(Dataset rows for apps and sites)

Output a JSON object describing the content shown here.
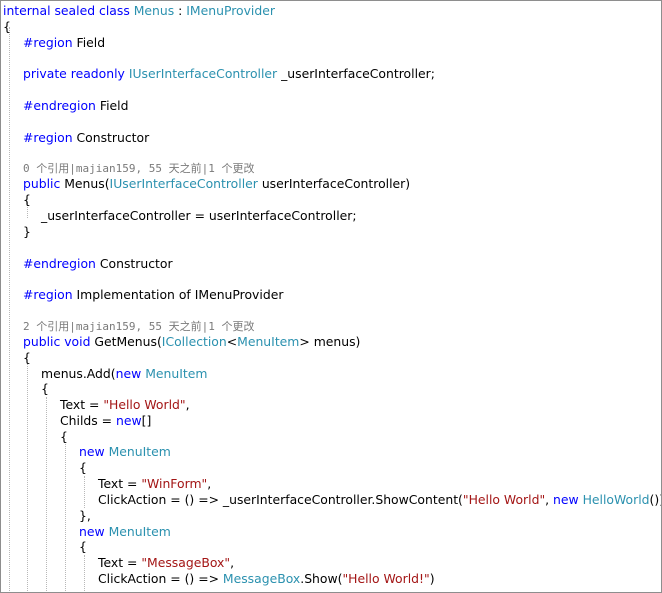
{
  "editor": {
    "lines": [
      {
        "indent": 0,
        "tokens": [
          {
            "k": "kw",
            "t": "internal sealed class "
          },
          {
            "k": "ty",
            "t": "Menus"
          },
          {
            "k": "tx",
            "t": " : "
          },
          {
            "k": "ty",
            "t": "IMenuProvider"
          }
        ]
      },
      {
        "indent": 0,
        "tokens": [
          {
            "k": "tx",
            "t": "{"
          }
        ]
      },
      {
        "indent": 20,
        "tokens": [
          {
            "k": "kw",
            "t": "#region"
          },
          {
            "k": "tx",
            "t": " Field"
          }
        ]
      },
      {
        "indent": 0,
        "tokens": []
      },
      {
        "indent": 20,
        "tokens": [
          {
            "k": "kw",
            "t": "private readonly "
          },
          {
            "k": "ty",
            "t": "IUserInterfaceController"
          },
          {
            "k": "tx",
            "t": " _userInterfaceController;"
          }
        ]
      },
      {
        "indent": 0,
        "tokens": []
      },
      {
        "indent": 20,
        "tokens": [
          {
            "k": "kw",
            "t": "#endregion"
          },
          {
            "k": "tx",
            "t": " Field"
          }
        ]
      },
      {
        "indent": 0,
        "tokens": []
      },
      {
        "indent": 20,
        "tokens": [
          {
            "k": "kw",
            "t": "#region"
          },
          {
            "k": "tx",
            "t": " Constructor"
          }
        ]
      },
      {
        "indent": 0,
        "tokens": []
      },
      {
        "indent": 20,
        "ann": true,
        "tokens": [
          {
            "k": "ann",
            "t": "0 个引用|majian159, 55 天之前|1 个更改"
          }
        ]
      },
      {
        "indent": 20,
        "tokens": [
          {
            "k": "kw",
            "t": "public "
          },
          {
            "k": "tx",
            "t": "Menus("
          },
          {
            "k": "ty",
            "t": "IUserInterfaceController"
          },
          {
            "k": "tx",
            "t": " userInterfaceController)"
          }
        ]
      },
      {
        "indent": 20,
        "tokens": [
          {
            "k": "tx",
            "t": "{"
          }
        ]
      },
      {
        "indent": 38,
        "tokens": [
          {
            "k": "tx",
            "t": "_userInterfaceController = userInterfaceController;"
          }
        ]
      },
      {
        "indent": 20,
        "tokens": [
          {
            "k": "tx",
            "t": "}"
          }
        ]
      },
      {
        "indent": 0,
        "tokens": []
      },
      {
        "indent": 20,
        "tokens": [
          {
            "k": "kw",
            "t": "#endregion"
          },
          {
            "k": "tx",
            "t": " Constructor"
          }
        ]
      },
      {
        "indent": 0,
        "tokens": []
      },
      {
        "indent": 20,
        "tokens": [
          {
            "k": "kw",
            "t": "#region"
          },
          {
            "k": "tx",
            "t": " Implementation of IMenuProvider"
          }
        ]
      },
      {
        "indent": 0,
        "tokens": []
      },
      {
        "indent": 20,
        "ann": true,
        "tokens": [
          {
            "k": "ann",
            "t": "2 个引用|majian159, 55 天之前|1 个更改"
          }
        ]
      },
      {
        "indent": 20,
        "tokens": [
          {
            "k": "kw",
            "t": "public void "
          },
          {
            "k": "tx",
            "t": "GetMenus("
          },
          {
            "k": "ty",
            "t": "ICollection"
          },
          {
            "k": "tx",
            "t": "<"
          },
          {
            "k": "ty",
            "t": "MenuItem"
          },
          {
            "k": "tx",
            "t": "> menus)"
          }
        ]
      },
      {
        "indent": 20,
        "tokens": [
          {
            "k": "tx",
            "t": "{"
          }
        ]
      },
      {
        "indent": 38,
        "tokens": [
          {
            "k": "tx",
            "t": "menus.Add("
          },
          {
            "k": "kw",
            "t": "new "
          },
          {
            "k": "ty",
            "t": "MenuItem"
          }
        ]
      },
      {
        "indent": 38,
        "tokens": [
          {
            "k": "tx",
            "t": "{"
          }
        ]
      },
      {
        "indent": 57,
        "tokens": [
          {
            "k": "tx",
            "t": "Text = "
          },
          {
            "k": "st",
            "t": "\"Hello World\""
          },
          {
            "k": "tx",
            "t": ","
          }
        ]
      },
      {
        "indent": 57,
        "tokens": [
          {
            "k": "tx",
            "t": "Childs = "
          },
          {
            "k": "kw",
            "t": "new"
          },
          {
            "k": "tx",
            "t": "[]"
          }
        ]
      },
      {
        "indent": 57,
        "tokens": [
          {
            "k": "tx",
            "t": "{"
          }
        ]
      },
      {
        "indent": 76,
        "tokens": [
          {
            "k": "kw",
            "t": "new "
          },
          {
            "k": "ty",
            "t": "MenuItem"
          }
        ]
      },
      {
        "indent": 76,
        "tokens": [
          {
            "k": "tx",
            "t": "{"
          }
        ]
      },
      {
        "indent": 95,
        "tokens": [
          {
            "k": "tx",
            "t": "Text = "
          },
          {
            "k": "st",
            "t": "\"WinForm\""
          },
          {
            "k": "tx",
            "t": ","
          }
        ]
      },
      {
        "indent": 95,
        "tokens": [
          {
            "k": "tx",
            "t": "ClickAction = () => _userInterfaceController.ShowContent("
          },
          {
            "k": "st",
            "t": "\"Hello World\""
          },
          {
            "k": "tx",
            "t": ", "
          },
          {
            "k": "kw",
            "t": "new "
          },
          {
            "k": "ty",
            "t": "HelloWorld"
          },
          {
            "k": "tx",
            "t": "())"
          }
        ]
      },
      {
        "indent": 76,
        "tokens": [
          {
            "k": "tx",
            "t": "},"
          }
        ]
      },
      {
        "indent": 76,
        "tokens": [
          {
            "k": "kw",
            "t": "new "
          },
          {
            "k": "ty",
            "t": "MenuItem"
          }
        ]
      },
      {
        "indent": 76,
        "tokens": [
          {
            "k": "tx",
            "t": "{"
          }
        ]
      },
      {
        "indent": 95,
        "tokens": [
          {
            "k": "tx",
            "t": "Text = "
          },
          {
            "k": "st",
            "t": "\"MessageBox\""
          },
          {
            "k": "tx",
            "t": ","
          }
        ]
      },
      {
        "indent": 95,
        "tokens": [
          {
            "k": "tx",
            "t": "ClickAction = () => "
          },
          {
            "k": "ty",
            "t": "MessageBox"
          },
          {
            "k": "tx",
            "t": ".Show("
          },
          {
            "k": "st",
            "t": "\"Hello World!\""
          },
          {
            "k": "tx",
            "t": ")"
          }
        ]
      }
    ]
  },
  "colors": {
    "keyword": "#0000ff",
    "type": "#2b91af",
    "string": "#a31515",
    "text": "#000000",
    "annotation": "#7a7a7a"
  }
}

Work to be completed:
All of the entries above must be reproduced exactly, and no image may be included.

Response to this task:
Output a JSON object describing the content shown here.
{
  "editor": {
    "lines": [
      {
        "indent": 0,
        "tokens": [
          {
            "k": "kw",
            "t": "internal sealed class "
          },
          {
            "k": "ty",
            "t": "Menus"
          },
          {
            "k": "tx",
            "t": " : "
          },
          {
            "k": "ty",
            "t": "IMenuProvider"
          }
        ]
      },
      {
        "indent": 0,
        "tokens": [
          {
            "k": "tx",
            "t": "{"
          }
        ]
      },
      {
        "indent": 20,
        "tokens": [
          {
            "k": "kw",
            "t": "#region"
          },
          {
            "k": "tx",
            "t": " Field"
          }
        ]
      },
      {
        "indent": 0,
        "tokens": []
      },
      {
        "indent": 20,
        "tokens": [
          {
            "k": "kw",
            "t": "private readonly "
          },
          {
            "k": "ty",
            "t": "IUserInterfaceController"
          },
          {
            "k": "tx",
            "t": " _userInterfaceController;"
          }
        ]
      },
      {
        "indent": 0,
        "tokens": []
      },
      {
        "indent": 20,
        "tokens": [
          {
            "k": "kw",
            "t": "#endregion"
          },
          {
            "k": "tx",
            "t": " Field"
          }
        ]
      },
      {
        "indent": 0,
        "tokens": []
      },
      {
        "indent": 20,
        "tokens": [
          {
            "k": "kw",
            "t": "#region"
          },
          {
            "k": "tx",
            "t": " Constructor"
          }
        ]
      },
      {
        "indent": 0,
        "tokens": []
      },
      {
        "indent": 20,
        "ann": true,
        "tokens": [
          {
            "k": "ann",
            "t": "0 个引用|majian159, 55 天之前|1 个更改"
          }
        ]
      },
      {
        "indent": 20,
        "tokens": [
          {
            "k": "kw",
            "t": "public "
          },
          {
            "k": "tx",
            "t": "Menus("
          },
          {
            "k": "ty",
            "t": "IUserInterfaceController"
          },
          {
            "k": "tx",
            "t": " userInterfaceController)"
          }
        ]
      },
      {
        "indent": 20,
        "tokens": [
          {
            "k": "tx",
            "t": "{"
          }
        ]
      },
      {
        "indent": 38,
        "tokens": [
          {
            "k": "tx",
            "t": "_userInterfaceController = userInterfaceController;"
          }
        ]
      },
      {
        "indent": 20,
        "tokens": [
          {
            "k": "tx",
            "t": "}"
          }
        ]
      },
      {
        "indent": 0,
        "tokens": []
      },
      {
        "indent": 20,
        "tokens": [
          {
            "k": "kw",
            "t": "#endregion"
          },
          {
            "k": "tx",
            "t": " Constructor"
          }
        ]
      },
      {
        "indent": 0,
        "tokens": []
      },
      {
        "indent": 20,
        "tokens": [
          {
            "k": "kw",
            "t": "#region"
          },
          {
            "k": "tx",
            "t": " Implementation of IMenuProvider"
          }
        ]
      },
      {
        "indent": 0,
        "tokens": []
      },
      {
        "indent": 20,
        "ann": true,
        "tokens": [
          {
            "k": "ann",
            "t": "2 个引用|majian159, 55 天之前|1 个更改"
          }
        ]
      },
      {
        "indent": 20,
        "tokens": [
          {
            "k": "kw",
            "t": "public void "
          },
          {
            "k": "tx",
            "t": "GetMenus("
          },
          {
            "k": "ty",
            "t": "ICollection"
          },
          {
            "k": "tx",
            "t": "<"
          },
          {
            "k": "ty",
            "t": "MenuItem"
          },
          {
            "k": "tx",
            "t": "> menus)"
          }
        ]
      },
      {
        "indent": 20,
        "tokens": [
          {
            "k": "tx",
            "t": "{"
          }
        ]
      },
      {
        "indent": 38,
        "tokens": [
          {
            "k": "tx",
            "t": "menus.Add("
          },
          {
            "k": "kw",
            "t": "new "
          },
          {
            "k": "ty",
            "t": "MenuItem"
          }
        ]
      },
      {
        "indent": 38,
        "tokens": [
          {
            "k": "tx",
            "t": "{"
          }
        ]
      },
      {
        "indent": 57,
        "tokens": [
          {
            "k": "tx",
            "t": "Text = "
          },
          {
            "k": "st",
            "t": "\"Hello World\""
          },
          {
            "k": "tx",
            "t": ","
          }
        ]
      },
      {
        "indent": 57,
        "tokens": [
          {
            "k": "tx",
            "t": "Childs = "
          },
          {
            "k": "kw",
            "t": "new"
          },
          {
            "k": "tx",
            "t": "[]"
          }
        ]
      },
      {
        "indent": 57,
        "tokens": [
          {
            "k": "tx",
            "t": "{"
          }
        ]
      },
      {
        "indent": 76,
        "tokens": [
          {
            "k": "kw",
            "t": "new "
          },
          {
            "k": "ty",
            "t": "MenuItem"
          }
        ]
      },
      {
        "indent": 76,
        "tokens": [
          {
            "k": "tx",
            "t": "{"
          }
        ]
      },
      {
        "indent": 95,
        "tokens": [
          {
            "k": "tx",
            "t": "Text = "
          },
          {
            "k": "st",
            "t": "\"WinForm\""
          },
          {
            "k": "tx",
            "t": ","
          }
        ]
      },
      {
        "indent": 95,
        "tokens": [
          {
            "k": "tx",
            "t": "ClickAction = () => _userInterfaceController.ShowContent("
          },
          {
            "k": "st",
            "t": "\"Hello World\""
          },
          {
            "k": "tx",
            "t": ", "
          },
          {
            "k": "kw",
            "t": "new "
          },
          {
            "k": "ty",
            "t": "HelloWorld"
          },
          {
            "k": "tx",
            "t": "())"
          }
        ]
      },
      {
        "indent": 76,
        "tokens": [
          {
            "k": "tx",
            "t": "},"
          }
        ]
      },
      {
        "indent": 76,
        "tokens": [
          {
            "k": "kw",
            "t": "new "
          },
          {
            "k": "ty",
            "t": "MenuItem"
          }
        ]
      },
      {
        "indent": 76,
        "tokens": [
          {
            "k": "tx",
            "t": "{"
          }
        ]
      },
      {
        "indent": 95,
        "tokens": [
          {
            "k": "tx",
            "t": "Text = "
          },
          {
            "k": "st",
            "t": "\"MessageBox\""
          },
          {
            "k": "tx",
            "t": ","
          }
        ]
      },
      {
        "indent": 95,
        "tokens": [
          {
            "k": "tx",
            "t": "ClickAction = () => "
          },
          {
            "k": "ty",
            "t": "MessageBox"
          },
          {
            "k": "tx",
            "t": ".Show("
          },
          {
            "k": "st",
            "t": "\"Hello World!\""
          },
          {
            "k": "tx",
            "t": ")"
          }
        ]
      }
    ]
  },
  "colors": {
    "keyword": "#0000ff",
    "type": "#2b91af",
    "string": "#a31515",
    "text": "#000000",
    "annotation": "#7a7a7a"
  }
}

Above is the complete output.